TASK PROMPT |
Records appear below. Give all of them again, exactly.

Records from a data source
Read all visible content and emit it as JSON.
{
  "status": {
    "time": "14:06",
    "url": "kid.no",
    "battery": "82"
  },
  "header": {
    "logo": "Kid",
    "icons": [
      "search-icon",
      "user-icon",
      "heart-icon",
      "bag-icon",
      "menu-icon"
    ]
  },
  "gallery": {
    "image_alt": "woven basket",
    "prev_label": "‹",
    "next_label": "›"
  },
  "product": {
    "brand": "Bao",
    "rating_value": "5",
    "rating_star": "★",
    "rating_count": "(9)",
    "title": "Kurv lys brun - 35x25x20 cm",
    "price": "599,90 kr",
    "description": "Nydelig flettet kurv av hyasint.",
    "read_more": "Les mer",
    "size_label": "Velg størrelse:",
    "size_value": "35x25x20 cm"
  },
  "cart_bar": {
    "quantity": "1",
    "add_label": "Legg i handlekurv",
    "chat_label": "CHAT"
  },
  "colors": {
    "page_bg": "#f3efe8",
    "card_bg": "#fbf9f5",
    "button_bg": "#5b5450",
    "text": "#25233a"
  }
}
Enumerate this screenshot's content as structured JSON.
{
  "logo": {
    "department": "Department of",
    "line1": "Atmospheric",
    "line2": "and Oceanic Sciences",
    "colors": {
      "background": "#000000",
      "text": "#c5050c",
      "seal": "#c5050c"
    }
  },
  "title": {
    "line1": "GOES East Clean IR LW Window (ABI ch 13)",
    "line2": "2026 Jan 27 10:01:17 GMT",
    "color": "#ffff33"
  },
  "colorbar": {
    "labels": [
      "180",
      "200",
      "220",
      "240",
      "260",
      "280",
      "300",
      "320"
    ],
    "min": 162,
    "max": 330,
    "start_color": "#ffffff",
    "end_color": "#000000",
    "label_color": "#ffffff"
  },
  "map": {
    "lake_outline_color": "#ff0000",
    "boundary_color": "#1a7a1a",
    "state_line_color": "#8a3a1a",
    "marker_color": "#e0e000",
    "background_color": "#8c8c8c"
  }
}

RESPONSE BELOW |
Read all visible content and emit it as JSON.
{
  "status": {
    "time": "14:06",
    "url": "kid.no",
    "battery": "82"
  },
  "header": {
    "logo": "Kid",
    "icons": [
      "search-icon",
      "user-icon",
      "heart-icon",
      "bag-icon",
      "menu-icon"
    ]
  },
  "gallery": {
    "image_alt": "woven basket",
    "prev_label": "‹",
    "next_label": "›"
  },
  "product": {
    "brand": "Bao",
    "rating_value": "5",
    "rating_star": "★",
    "rating_count": "(9)",
    "title": "Kurv lys brun - 35x25x20 cm",
    "price": "599,90 kr",
    "description": "Nydelig flettet kurv av hyasint.",
    "read_more": "Les mer",
    "size_label": "Velg størrelse:",
    "size_value": "35x25x20 cm"
  },
  "cart_bar": {
    "quantity": "1",
    "add_label": "Legg i handlekurv",
    "chat_label": "CHAT"
  },
  "colors": {
    "page_bg": "#f3efe8",
    "card_bg": "#fbf9f5",
    "button_bg": "#5b5450",
    "text": "#25233a"
  }
}
Enumerate this screenshot's content as structured JSON.
{
  "logo": {
    "department": "Department of",
    "line1": "Atmospheric",
    "line2": "and Oceanic Sciences",
    "colors": {
      "background": "#000000",
      "text": "#c5050c",
      "seal": "#c5050c"
    }
  },
  "title": {
    "line1": "GOES East Clean IR LW Window (ABI ch 13)",
    "line2": "2026 Jan 27 10:01:17 GMT",
    "color": "#ffff33"
  },
  "colorbar": {
    "labels": [
      "180",
      "200",
      "220",
      "240",
      "260",
      "280",
      "300",
      "320"
    ],
    "min": 162,
    "max": 330,
    "start_color": "#ffffff",
    "end_color": "#000000",
    "label_color": "#ffffff"
  },
  "map": {
    "lake_outline_color": "#ff0000",
    "boundary_color": "#1a7a1a",
    "state_line_color": "#8a3a1a",
    "marker_color": "#e0e000",
    "background_color": "#8c8c8c"
  }
}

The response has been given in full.